— Directions for this task —
All entries are to be retyped without alteration.

** Opening Data block **

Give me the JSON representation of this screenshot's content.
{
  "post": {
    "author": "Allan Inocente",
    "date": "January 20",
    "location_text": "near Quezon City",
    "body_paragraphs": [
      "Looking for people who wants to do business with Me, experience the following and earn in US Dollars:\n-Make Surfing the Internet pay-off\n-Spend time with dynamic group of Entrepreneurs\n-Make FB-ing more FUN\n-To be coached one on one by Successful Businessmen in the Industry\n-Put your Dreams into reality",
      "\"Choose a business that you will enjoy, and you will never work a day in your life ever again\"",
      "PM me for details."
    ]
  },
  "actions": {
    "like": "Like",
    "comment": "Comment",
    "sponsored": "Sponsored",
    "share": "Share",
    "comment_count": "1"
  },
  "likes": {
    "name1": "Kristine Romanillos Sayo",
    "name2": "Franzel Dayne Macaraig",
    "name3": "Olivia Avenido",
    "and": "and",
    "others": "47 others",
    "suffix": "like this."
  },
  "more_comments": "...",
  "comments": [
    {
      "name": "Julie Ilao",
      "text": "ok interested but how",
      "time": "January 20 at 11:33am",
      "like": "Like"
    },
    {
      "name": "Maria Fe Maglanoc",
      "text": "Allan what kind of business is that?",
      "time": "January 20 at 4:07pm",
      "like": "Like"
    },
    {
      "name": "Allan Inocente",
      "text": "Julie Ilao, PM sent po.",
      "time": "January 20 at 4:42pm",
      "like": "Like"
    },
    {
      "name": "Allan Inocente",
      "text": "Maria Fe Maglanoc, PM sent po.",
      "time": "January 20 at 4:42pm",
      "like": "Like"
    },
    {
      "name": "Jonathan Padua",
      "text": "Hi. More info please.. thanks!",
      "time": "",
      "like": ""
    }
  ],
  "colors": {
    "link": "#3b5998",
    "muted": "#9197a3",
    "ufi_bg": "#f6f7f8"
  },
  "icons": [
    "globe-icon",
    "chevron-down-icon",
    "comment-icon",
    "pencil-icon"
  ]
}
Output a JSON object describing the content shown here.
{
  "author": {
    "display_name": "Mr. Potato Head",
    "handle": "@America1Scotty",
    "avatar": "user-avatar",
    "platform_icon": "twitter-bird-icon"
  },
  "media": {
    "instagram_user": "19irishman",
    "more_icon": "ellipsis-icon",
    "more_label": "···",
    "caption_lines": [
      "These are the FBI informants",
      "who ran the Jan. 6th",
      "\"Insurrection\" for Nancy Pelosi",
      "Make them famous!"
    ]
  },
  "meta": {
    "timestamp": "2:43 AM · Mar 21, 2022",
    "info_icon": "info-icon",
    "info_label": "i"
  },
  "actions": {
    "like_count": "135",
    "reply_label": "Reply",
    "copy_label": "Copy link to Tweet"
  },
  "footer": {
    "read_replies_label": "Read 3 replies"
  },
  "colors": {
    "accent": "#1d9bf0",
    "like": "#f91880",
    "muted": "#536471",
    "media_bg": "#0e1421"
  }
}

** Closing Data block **

— Exercise solution —
Give me the JSON representation of this screenshot's content.
{
  "post": {
    "author": "Allan Inocente",
    "date": "January 20",
    "location_text": "near Quezon City",
    "body_paragraphs": [
      "Looking for people who wants to do business with Me, experience the following and earn in US Dollars:\n-Make Surfing the Internet pay-off\n-Spend time with dynamic group of Entrepreneurs\n-Make FB-ing more FUN\n-To be coached one on one by Successful Businessmen in the Industry\n-Put your Dreams into reality",
      "\"Choose a business that you will enjoy, and you will never work a day in your life ever again\"",
      "PM me for details."
    ]
  },
  "actions": {
    "like": "Like",
    "comment": "Comment",
    "sponsored": "Sponsored",
    "share": "Share",
    "comment_count": "1"
  },
  "likes": {
    "name1": "Kristine Romanillos Sayo",
    "name2": "Franzel Dayne Macaraig",
    "name3": "Olivia Avenido",
    "and": "and",
    "others": "47 others",
    "suffix": "like this."
  },
  "more_comments": "...",
  "comments": [
    {
      "name": "Julie Ilao",
      "text": "ok interested but how",
      "time": "January 20 at 11:33am",
      "like": "Like"
    },
    {
      "name": "Maria Fe Maglanoc",
      "text": "Allan what kind of business is that?",
      "time": "January 20 at 4:07pm",
      "like": "Like"
    },
    {
      "name": "Allan Inocente",
      "text": "Julie Ilao, PM sent po.",
      "time": "January 20 at 4:42pm",
      "like": "Like"
    },
    {
      "name": "Allan Inocente",
      "text": "Maria Fe Maglanoc, PM sent po.",
      "time": "January 20 at 4:42pm",
      "like": "Like"
    },
    {
      "name": "Jonathan Padua",
      "text": "Hi. More info please.. thanks!",
      "time": "",
      "like": ""
    }
  ],
  "colors": {
    "link": "#3b5998",
    "muted": "#9197a3",
    "ufi_bg": "#f6f7f8"
  },
  "icons": [
    "globe-icon",
    "chevron-down-icon",
    "comment-icon",
    "pencil-icon"
  ]
}
Output a JSON object describing the content shown here.
{
  "author": {
    "display_name": "Mr. Potato Head",
    "handle": "@America1Scotty",
    "avatar": "user-avatar",
    "platform_icon": "twitter-bird-icon"
  },
  "media": {
    "instagram_user": "19irishman",
    "more_icon": "ellipsis-icon",
    "more_label": "···",
    "caption_lines": [
      "These are the FBI informants",
      "who ran the Jan. 6th",
      "\"Insurrection\" for Nancy Pelosi",
      "Make them famous!"
    ]
  },
  "meta": {
    "timestamp": "2:43 AM · Mar 21, 2022",
    "info_icon": "info-icon",
    "info_label": "i"
  },
  "actions": {
    "like_count": "135",
    "reply_label": "Reply",
    "copy_label": "Copy link to Tweet"
  },
  "footer": {
    "read_replies_label": "Read 3 replies"
  },
  "colors": {
    "accent": "#1d9bf0",
    "like": "#f91880",
    "muted": "#536471",
    "media_bg": "#0e1421"
  }
}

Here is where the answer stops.